Required work: Should an entry include a picture, omit the picture and still repeat everything else exactly.

Data in this exercise:
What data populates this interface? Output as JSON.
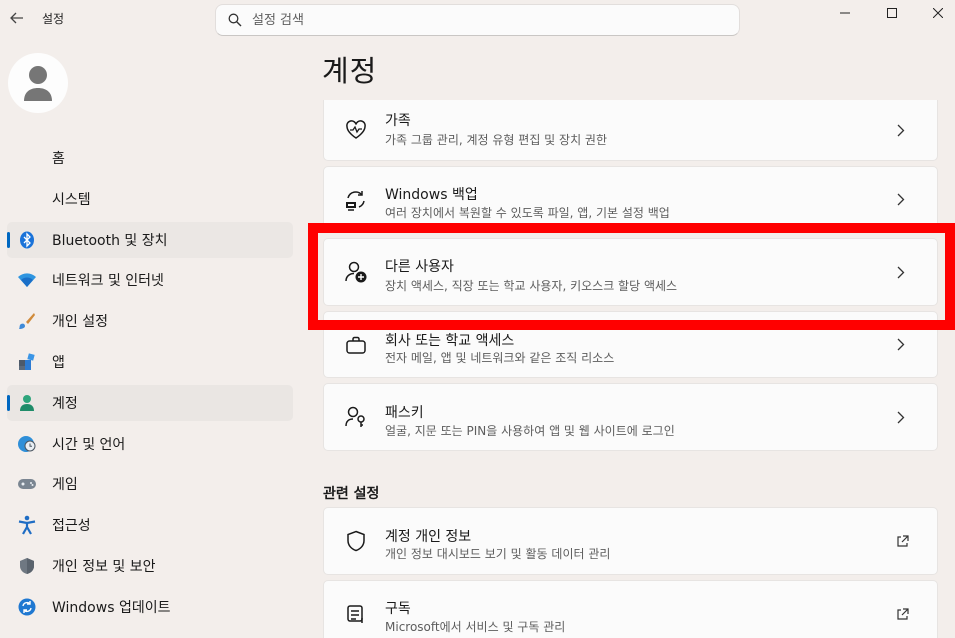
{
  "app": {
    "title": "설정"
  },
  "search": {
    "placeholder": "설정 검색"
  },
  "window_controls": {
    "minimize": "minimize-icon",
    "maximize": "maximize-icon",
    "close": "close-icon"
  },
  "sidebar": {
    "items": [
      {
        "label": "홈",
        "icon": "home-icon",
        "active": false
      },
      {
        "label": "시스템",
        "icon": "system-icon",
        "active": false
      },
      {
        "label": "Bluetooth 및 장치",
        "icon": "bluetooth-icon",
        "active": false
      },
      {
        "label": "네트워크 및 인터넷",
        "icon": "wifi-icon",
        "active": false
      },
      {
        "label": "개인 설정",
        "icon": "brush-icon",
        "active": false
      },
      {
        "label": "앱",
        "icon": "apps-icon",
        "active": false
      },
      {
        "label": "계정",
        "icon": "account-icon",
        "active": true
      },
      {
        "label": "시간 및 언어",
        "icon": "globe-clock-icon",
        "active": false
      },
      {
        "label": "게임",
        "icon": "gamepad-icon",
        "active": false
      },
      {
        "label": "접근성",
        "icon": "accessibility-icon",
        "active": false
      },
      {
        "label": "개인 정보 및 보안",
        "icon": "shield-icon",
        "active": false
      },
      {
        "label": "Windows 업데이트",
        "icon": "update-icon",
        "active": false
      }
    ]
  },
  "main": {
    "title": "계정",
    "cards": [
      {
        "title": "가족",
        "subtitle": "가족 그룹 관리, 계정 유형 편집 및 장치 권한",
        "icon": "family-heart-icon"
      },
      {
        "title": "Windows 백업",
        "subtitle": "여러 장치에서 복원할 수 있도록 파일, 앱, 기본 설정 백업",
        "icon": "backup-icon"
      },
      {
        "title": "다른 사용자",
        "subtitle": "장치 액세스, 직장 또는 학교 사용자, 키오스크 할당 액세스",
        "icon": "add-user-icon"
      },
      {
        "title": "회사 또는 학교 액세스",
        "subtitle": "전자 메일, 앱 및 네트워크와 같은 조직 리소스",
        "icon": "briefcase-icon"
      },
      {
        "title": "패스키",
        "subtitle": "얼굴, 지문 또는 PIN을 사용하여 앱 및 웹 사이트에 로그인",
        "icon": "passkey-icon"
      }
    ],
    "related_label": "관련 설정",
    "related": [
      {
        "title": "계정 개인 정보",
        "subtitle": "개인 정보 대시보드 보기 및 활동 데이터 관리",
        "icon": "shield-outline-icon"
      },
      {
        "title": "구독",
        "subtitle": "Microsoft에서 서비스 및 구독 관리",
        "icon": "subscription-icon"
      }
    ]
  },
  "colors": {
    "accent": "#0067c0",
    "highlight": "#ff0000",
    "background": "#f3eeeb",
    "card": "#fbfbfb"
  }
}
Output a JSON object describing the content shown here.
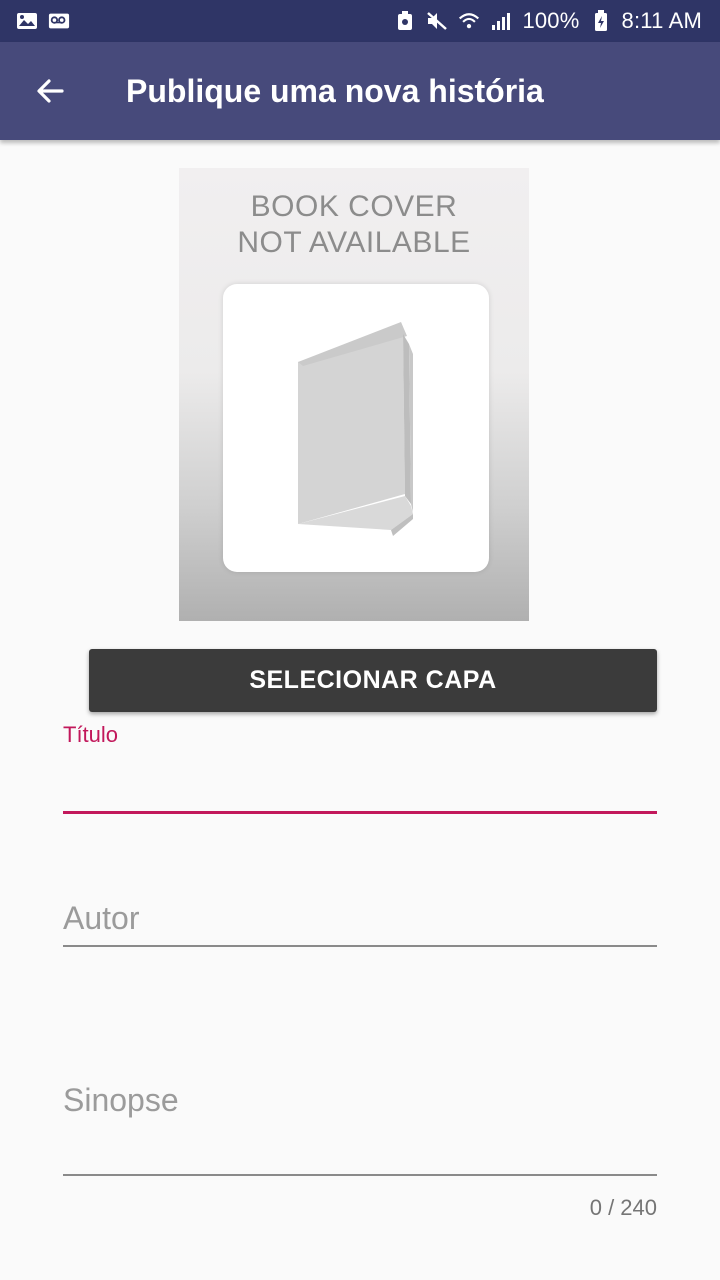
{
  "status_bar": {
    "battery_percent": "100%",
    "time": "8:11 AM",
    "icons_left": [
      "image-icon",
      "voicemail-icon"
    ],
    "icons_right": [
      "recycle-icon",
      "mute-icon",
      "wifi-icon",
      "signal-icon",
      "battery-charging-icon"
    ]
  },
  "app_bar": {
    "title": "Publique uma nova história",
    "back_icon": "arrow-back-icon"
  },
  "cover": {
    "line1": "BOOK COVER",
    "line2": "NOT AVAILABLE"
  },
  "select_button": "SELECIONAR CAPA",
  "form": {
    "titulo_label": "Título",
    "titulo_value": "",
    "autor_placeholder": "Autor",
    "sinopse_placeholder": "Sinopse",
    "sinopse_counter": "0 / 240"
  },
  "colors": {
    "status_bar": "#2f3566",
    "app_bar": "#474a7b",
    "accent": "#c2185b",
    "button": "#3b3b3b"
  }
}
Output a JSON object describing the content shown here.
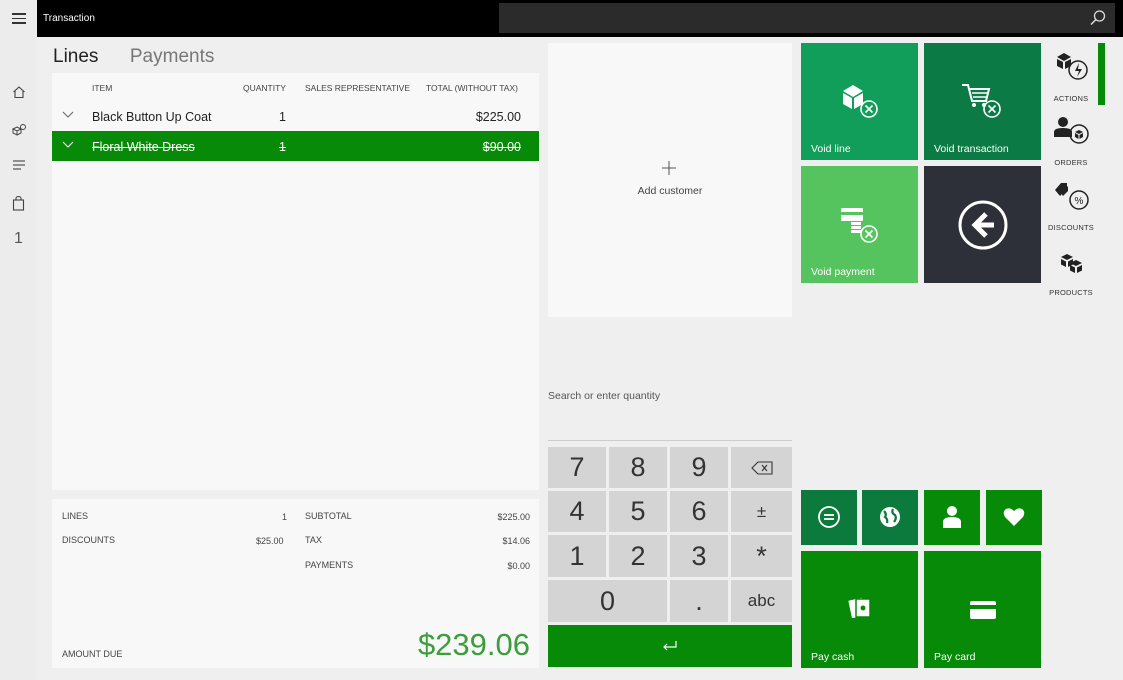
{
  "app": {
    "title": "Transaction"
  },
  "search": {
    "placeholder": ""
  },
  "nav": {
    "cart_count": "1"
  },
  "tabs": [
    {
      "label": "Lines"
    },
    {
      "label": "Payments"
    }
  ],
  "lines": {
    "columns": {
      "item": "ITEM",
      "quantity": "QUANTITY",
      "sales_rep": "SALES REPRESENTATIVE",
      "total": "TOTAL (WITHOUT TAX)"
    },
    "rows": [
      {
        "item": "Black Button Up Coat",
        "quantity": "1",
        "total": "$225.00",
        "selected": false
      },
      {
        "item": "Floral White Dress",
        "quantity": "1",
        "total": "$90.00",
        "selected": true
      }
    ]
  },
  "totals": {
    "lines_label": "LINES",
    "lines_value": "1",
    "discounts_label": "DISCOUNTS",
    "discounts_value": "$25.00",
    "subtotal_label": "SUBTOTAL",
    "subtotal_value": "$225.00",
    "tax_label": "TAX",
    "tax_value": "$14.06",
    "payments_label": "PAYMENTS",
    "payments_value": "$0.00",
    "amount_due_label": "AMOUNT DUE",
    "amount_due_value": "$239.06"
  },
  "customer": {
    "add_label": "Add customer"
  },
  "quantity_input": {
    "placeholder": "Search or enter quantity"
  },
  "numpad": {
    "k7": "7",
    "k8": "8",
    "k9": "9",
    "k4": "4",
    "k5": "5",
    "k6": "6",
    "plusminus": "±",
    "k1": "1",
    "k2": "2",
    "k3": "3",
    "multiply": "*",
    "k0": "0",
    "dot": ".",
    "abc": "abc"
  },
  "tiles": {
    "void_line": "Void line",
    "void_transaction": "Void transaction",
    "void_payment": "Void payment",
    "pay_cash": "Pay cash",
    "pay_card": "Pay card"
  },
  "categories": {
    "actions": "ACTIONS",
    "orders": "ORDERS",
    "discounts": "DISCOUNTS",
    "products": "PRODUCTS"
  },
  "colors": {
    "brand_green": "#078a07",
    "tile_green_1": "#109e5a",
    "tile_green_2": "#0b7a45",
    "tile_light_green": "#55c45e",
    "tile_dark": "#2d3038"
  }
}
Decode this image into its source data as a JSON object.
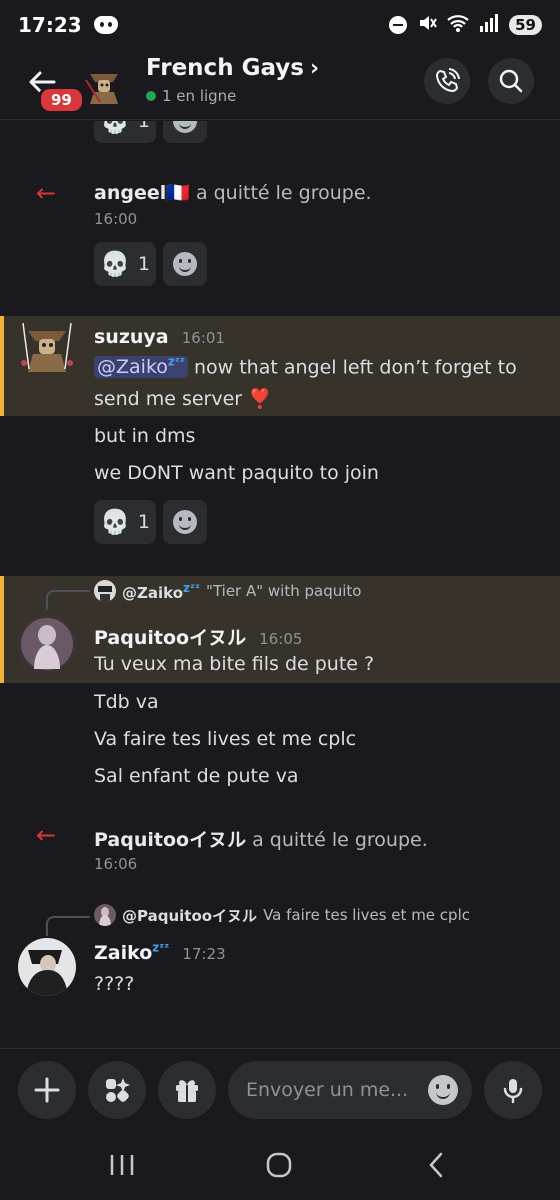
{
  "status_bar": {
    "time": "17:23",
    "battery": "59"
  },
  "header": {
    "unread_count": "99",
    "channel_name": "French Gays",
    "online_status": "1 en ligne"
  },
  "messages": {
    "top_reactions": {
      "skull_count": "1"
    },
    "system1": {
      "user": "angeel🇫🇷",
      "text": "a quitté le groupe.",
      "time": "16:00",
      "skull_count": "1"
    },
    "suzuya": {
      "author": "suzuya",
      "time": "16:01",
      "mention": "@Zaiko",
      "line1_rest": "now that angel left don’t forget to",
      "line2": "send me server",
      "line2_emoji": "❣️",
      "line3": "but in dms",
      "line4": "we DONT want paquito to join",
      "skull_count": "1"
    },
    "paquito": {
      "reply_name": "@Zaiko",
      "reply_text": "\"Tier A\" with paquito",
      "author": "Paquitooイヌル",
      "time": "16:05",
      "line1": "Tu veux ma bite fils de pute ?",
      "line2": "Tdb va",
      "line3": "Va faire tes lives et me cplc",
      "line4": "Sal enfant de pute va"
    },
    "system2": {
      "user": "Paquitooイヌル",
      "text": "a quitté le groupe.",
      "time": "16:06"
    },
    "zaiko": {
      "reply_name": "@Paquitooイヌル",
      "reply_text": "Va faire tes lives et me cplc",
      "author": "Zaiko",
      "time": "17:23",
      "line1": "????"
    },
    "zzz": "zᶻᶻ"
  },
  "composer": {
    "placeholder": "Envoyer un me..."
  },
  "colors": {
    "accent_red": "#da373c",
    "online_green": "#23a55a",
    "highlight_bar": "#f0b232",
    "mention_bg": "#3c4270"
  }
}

Reply to the task:
What data populates this interface? Output as JSON.
{
  "app": {
    "title": "설정"
  },
  "search": {
    "placeholder": "설정 검색"
  },
  "window_controls": {
    "minimize": "minimize-icon",
    "maximize": "maximize-icon",
    "close": "close-icon"
  },
  "sidebar": {
    "items": [
      {
        "label": "홈",
        "icon": "home-icon",
        "active": false
      },
      {
        "label": "시스템",
        "icon": "system-icon",
        "active": false
      },
      {
        "label": "Bluetooth 및 장치",
        "icon": "bluetooth-icon",
        "active": false
      },
      {
        "label": "네트워크 및 인터넷",
        "icon": "wifi-icon",
        "active": false
      },
      {
        "label": "개인 설정",
        "icon": "brush-icon",
        "active": false
      },
      {
        "label": "앱",
        "icon": "apps-icon",
        "active": false
      },
      {
        "label": "계정",
        "icon": "account-icon",
        "active": true
      },
      {
        "label": "시간 및 언어",
        "icon": "globe-clock-icon",
        "active": false
      },
      {
        "label": "게임",
        "icon": "gamepad-icon",
        "active": false
      },
      {
        "label": "접근성",
        "icon": "accessibility-icon",
        "active": false
      },
      {
        "label": "개인 정보 및 보안",
        "icon": "shield-icon",
        "active": false
      },
      {
        "label": "Windows 업데이트",
        "icon": "update-icon",
        "active": false
      }
    ]
  },
  "main": {
    "title": "계정",
    "cards": [
      {
        "title": "가족",
        "subtitle": "가족 그룹 관리, 계정 유형 편집 및 장치 권한",
        "icon": "family-heart-icon"
      },
      {
        "title": "Windows 백업",
        "subtitle": "여러 장치에서 복원할 수 있도록 파일, 앱, 기본 설정 백업",
        "icon": "backup-icon"
      },
      {
        "title": "다른 사용자",
        "subtitle": "장치 액세스, 직장 또는 학교 사용자, 키오스크 할당 액세스",
        "icon": "add-user-icon"
      },
      {
        "title": "회사 또는 학교 액세스",
        "subtitle": "전자 메일, 앱 및 네트워크와 같은 조직 리소스",
        "icon": "briefcase-icon"
      },
      {
        "title": "패스키",
        "subtitle": "얼굴, 지문 또는 PIN을 사용하여 앱 및 웹 사이트에 로그인",
        "icon": "passkey-icon"
      }
    ],
    "related_label": "관련 설정",
    "related": [
      {
        "title": "계정 개인 정보",
        "subtitle": "개인 정보 대시보드 보기 및 활동 데이터 관리",
        "icon": "shield-outline-icon"
      },
      {
        "title": "구독",
        "subtitle": "Microsoft에서 서비스 및 구독 관리",
        "icon": "subscription-icon"
      }
    ]
  },
  "colors": {
    "accent": "#0067c0",
    "highlight": "#ff0000",
    "background": "#f3eeeb",
    "card": "#fbfbfb"
  }
}
Output a JSON object describing the content shown here.
{
  "status_bar": {
    "battery_percent": "100%",
    "time": "8:11 AM",
    "icons_left": [
      "image-icon",
      "voicemail-icon"
    ],
    "icons_right": [
      "recycle-icon",
      "mute-icon",
      "wifi-icon",
      "signal-icon",
      "battery-charging-icon"
    ]
  },
  "app_bar": {
    "title": "Publique uma nova história",
    "back_icon": "arrow-back-icon"
  },
  "cover": {
    "line1": "BOOK COVER",
    "line2": "NOT AVAILABLE"
  },
  "select_button": "SELECIONAR CAPA",
  "form": {
    "titulo_label": "Título",
    "titulo_value": "",
    "autor_placeholder": "Autor",
    "sinopse_placeholder": "Sinopse",
    "sinopse_counter": "0 / 240"
  },
  "colors": {
    "status_bar": "#2f3566",
    "app_bar": "#474a7b",
    "accent": "#c2185b",
    "button": "#3b3b3b"
  }
}
Output a JSON object describing the content shown here.
{
  "app": {
    "title": "Transaction"
  },
  "search": {
    "placeholder": ""
  },
  "nav": {
    "cart_count": "1"
  },
  "tabs": [
    {
      "label": "Lines"
    },
    {
      "label": "Payments"
    }
  ],
  "lines": {
    "columns": {
      "item": "ITEM",
      "quantity": "QUANTITY",
      "sales_rep": "SALES REPRESENTATIVE",
      "total": "TOTAL (WITHOUT TAX)"
    },
    "rows": [
      {
        "item": "Black Button Up Coat",
        "quantity": "1",
        "total": "$225.00",
        "selected": false
      },
      {
        "item": "Floral White Dress",
        "quantity": "1",
        "total": "$90.00",
        "selected": true
      }
    ]
  },
  "totals": {
    "lines_label": "LINES",
    "lines_value": "1",
    "discounts_label": "DISCOUNTS",
    "discounts_value": "$25.00",
    "subtotal_label": "SUBTOTAL",
    "subtotal_value": "$225.00",
    "tax_label": "TAX",
    "tax_value": "$14.06",
    "payments_label": "PAYMENTS",
    "payments_value": "$0.00",
    "amount_due_label": "AMOUNT DUE",
    "amount_due_value": "$239.06"
  },
  "customer": {
    "add_label": "Add customer"
  },
  "quantity_input": {
    "placeholder": "Search or enter quantity"
  },
  "numpad": {
    "k7": "7",
    "k8": "8",
    "k9": "9",
    "k4": "4",
    "k5": "5",
    "k6": "6",
    "plusminus": "±",
    "k1": "1",
    "k2": "2",
    "k3": "3",
    "multiply": "*",
    "k0": "0",
    "dot": ".",
    "abc": "abc"
  },
  "tiles": {
    "void_line": "Void line",
    "void_transaction": "Void transaction",
    "void_payment": "Void payment",
    "pay_cash": "Pay cash",
    "pay_card": "Pay card"
  },
  "categories": {
    "actions": "ACTIONS",
    "orders": "ORDERS",
    "discounts": "DISCOUNTS",
    "products": "PRODUCTS"
  },
  "colors": {
    "brand_green": "#078a07",
    "tile_green_1": "#109e5a",
    "tile_green_2": "#0b7a45",
    "tile_light_green": "#55c45e",
    "tile_dark": "#2d3038"
  }
}
Decode this image into its source data as a JSON object.
{
  "status_bar": {
    "time": "17:23",
    "battery": "59"
  },
  "header": {
    "unread_count": "99",
    "channel_name": "French Gays",
    "online_status": "1 en ligne"
  },
  "messages": {
    "top_reactions": {
      "skull_count": "1"
    },
    "system1": {
      "user": "angeel🇫🇷",
      "text": "a quitté le groupe.",
      "time": "16:00",
      "skull_count": "1"
    },
    "suzuya": {
      "author": "suzuya",
      "time": "16:01",
      "mention": "@Zaiko",
      "line1_rest": "now that angel left don’t forget to",
      "line2": "send me server",
      "line2_emoji": "❣️",
      "line3": "but in dms",
      "line4": "we DONT want paquito to join",
      "skull_count": "1"
    },
    "paquito": {
      "reply_name": "@Zaiko",
      "reply_text": "\"Tier A\" with paquito",
      "author": "Paquitooイヌル",
      "time": "16:05",
      "line1": "Tu veux ma bite fils de pute ?",
      "line2": "Tdb va",
      "line3": "Va faire tes lives et me cplc",
      "line4": "Sal enfant de pute va"
    },
    "system2": {
      "user": "Paquitooイヌル",
      "text": "a quitté le groupe.",
      "time": "16:06"
    },
    "zaiko": {
      "reply_name": "@Paquitooイヌル",
      "reply_text": "Va faire tes lives et me cplc",
      "author": "Zaiko",
      "time": "17:23",
      "line1": "????"
    },
    "zzz": "zᶻᶻ"
  },
  "composer": {
    "placeholder": "Envoyer un me..."
  },
  "colors": {
    "accent_red": "#da373c",
    "online_green": "#23a55a",
    "highlight_bar": "#f0b232",
    "mention_bg": "#3c4270"
  }
}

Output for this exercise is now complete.